Canon Dr John Rees, the former registrar for the Diocese of Oxford, shares his thoughts on a new book, How Village Churches Thrive: A Practical Guide, from the Rt Revd Robert Atwell, Gill Ambrose and Helen Bent.
This inspiring handbook forms an integral part of a series of events for small and rural churches in the Diocese of Oxford this autumn, and parishes attending will receive a free copy. Find out more here, and read John's review below.
How Village Churches Thrive
What an intriguing title! Is it simply a contradiction in terms? A nostalgic look through the rear-view mirror? No more than whistling in the dark? Or, as the Bishop of Exeter suggests, a vital reminder that ‘small churches are not failed large churches’?
In a series of ten pithy, eye-catching sections, beautifully illustrated and graphically described, the authors address the demanding issues presented by declining numbers, financial challenges, ancient buildings and media stereotypes – and come up smiling (though sometimes, you suspect, through their tears). It would not be difficult to dismiss their analyses and suggestions as simply naive – were it not for the case studies that accompany each section. These people are not anybody’s fools.
From loneliness to lichen
What is particularly compelling about each section is their lack of drama and hyperbole. They know that sometimes a sandwich board outside the church on Sundays may get a better response from passers-by than a website that hasn’t been updated since last Harvest Festival. Who has the courage to ask parishioners what they think the church is there for? Is there any point in asking the people in the pews? Maybe there is – but what about the people in Acacia Avenue, who may well have entirely different ideas?
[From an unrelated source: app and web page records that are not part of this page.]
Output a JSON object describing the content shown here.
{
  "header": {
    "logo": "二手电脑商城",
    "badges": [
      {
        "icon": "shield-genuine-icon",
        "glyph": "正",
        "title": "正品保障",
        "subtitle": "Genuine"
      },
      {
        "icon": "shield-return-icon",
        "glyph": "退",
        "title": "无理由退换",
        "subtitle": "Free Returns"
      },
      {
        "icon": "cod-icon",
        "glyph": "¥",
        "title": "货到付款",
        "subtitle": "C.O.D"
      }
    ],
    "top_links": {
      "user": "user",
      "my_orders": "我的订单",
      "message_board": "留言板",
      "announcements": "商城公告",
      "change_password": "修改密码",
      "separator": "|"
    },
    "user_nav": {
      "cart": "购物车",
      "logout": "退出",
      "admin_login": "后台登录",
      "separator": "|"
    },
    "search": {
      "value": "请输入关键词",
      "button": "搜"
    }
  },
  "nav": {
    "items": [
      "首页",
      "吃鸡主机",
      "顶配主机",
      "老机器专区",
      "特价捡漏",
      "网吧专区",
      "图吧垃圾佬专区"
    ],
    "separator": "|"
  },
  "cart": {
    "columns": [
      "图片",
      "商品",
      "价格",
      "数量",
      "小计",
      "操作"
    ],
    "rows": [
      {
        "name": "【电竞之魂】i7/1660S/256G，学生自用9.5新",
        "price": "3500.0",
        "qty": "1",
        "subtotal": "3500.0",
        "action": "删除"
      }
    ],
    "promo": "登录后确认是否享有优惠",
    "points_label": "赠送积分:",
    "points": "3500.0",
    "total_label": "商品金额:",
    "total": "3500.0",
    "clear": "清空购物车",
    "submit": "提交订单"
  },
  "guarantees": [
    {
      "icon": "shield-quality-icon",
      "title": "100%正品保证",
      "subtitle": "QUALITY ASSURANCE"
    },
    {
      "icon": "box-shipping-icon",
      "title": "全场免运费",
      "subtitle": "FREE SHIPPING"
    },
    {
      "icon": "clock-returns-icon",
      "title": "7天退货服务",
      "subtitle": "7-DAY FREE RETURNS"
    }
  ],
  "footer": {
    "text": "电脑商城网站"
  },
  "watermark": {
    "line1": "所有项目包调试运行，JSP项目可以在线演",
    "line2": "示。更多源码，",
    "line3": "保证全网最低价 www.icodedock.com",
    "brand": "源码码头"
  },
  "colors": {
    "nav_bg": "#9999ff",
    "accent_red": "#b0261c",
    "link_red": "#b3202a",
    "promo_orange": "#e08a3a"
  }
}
‘God’s Acre’, and the importance of lichen; isolation and loneliness; jargon (who outside the Church’s cognoscenti talks about ‘occasional offices’ without thanking God for working from home and the chance to avoid the daily commute?). Who knew about InfoPoint ('a standalone device that broadcasts a standard wireless signal compatible with the private smartphones and tablets of visitors’)? I didn’t! But they’re all here, and much more.
Above all, the situations described in the case studies all remind us of people we recognise in our own congregations. These are the people who faithfully welcome regulars and newcomers, who live their lives embedded in their communities and whose commitment has something to do with the God who made them.
In my experience they are open to any practical ideas for doing more of the same, and maybe better – sustained by the idea that somehow what they are doing has something to do with the God who made them, their families and their friends, and will see them through thick and thin. They’d be embarrassed to put it any higher than that.
Reaching the 'Alans'
Reading this book I was reminded of a parishioner in the parish I served as a curate in Leeds 40 years ago. He could often be found at odd hours of the day (and night), strimming the grass round the gravestones in the churchyard (a bit of a surprise when I first saw sparks flying from the stones just before midnight on one occasion!).
One day, Alan (as I’ll call him – not his real name) told me that he couldn’t make head or tail of his wife’s religious enthusiasms, and felt deeply uncomfortable when he attended church on Sundays – but that he felt a closeness to God that he couldn’t put into words when he was out in the churchyard with his strimmer.
There are any number of ‘Alans’ among the overwhelming number of our parishioners who don’t often come into our buildings on Sundays, and this book might help us to engage with them – for their souls’ good, and, not least, ours. Not every small church will have the people to implement all these suggestions, but that’s not the point. Hardly any parish will have no-one in the congregation or in the wider community who has nothing to offer as their response to the breathtaking generosity of God.
The comedian Hugh Dennis (whose father, as it happens, was our bishop in Leeds all those years ago) commends this book in his foreword far better than I could manage:
"I hope that it might inspire and help you identify simple ideas to involve people of all ages in building a welcoming, long-lasting and thriving church community."
Canon Dr John Rees
The Diocese of Oxford's rural programme kicks off this September with a Rural CMD Day and the inaugural diocesan lecture. Copies of How Village Churches Thrive are available for free to parishes attending either of these events.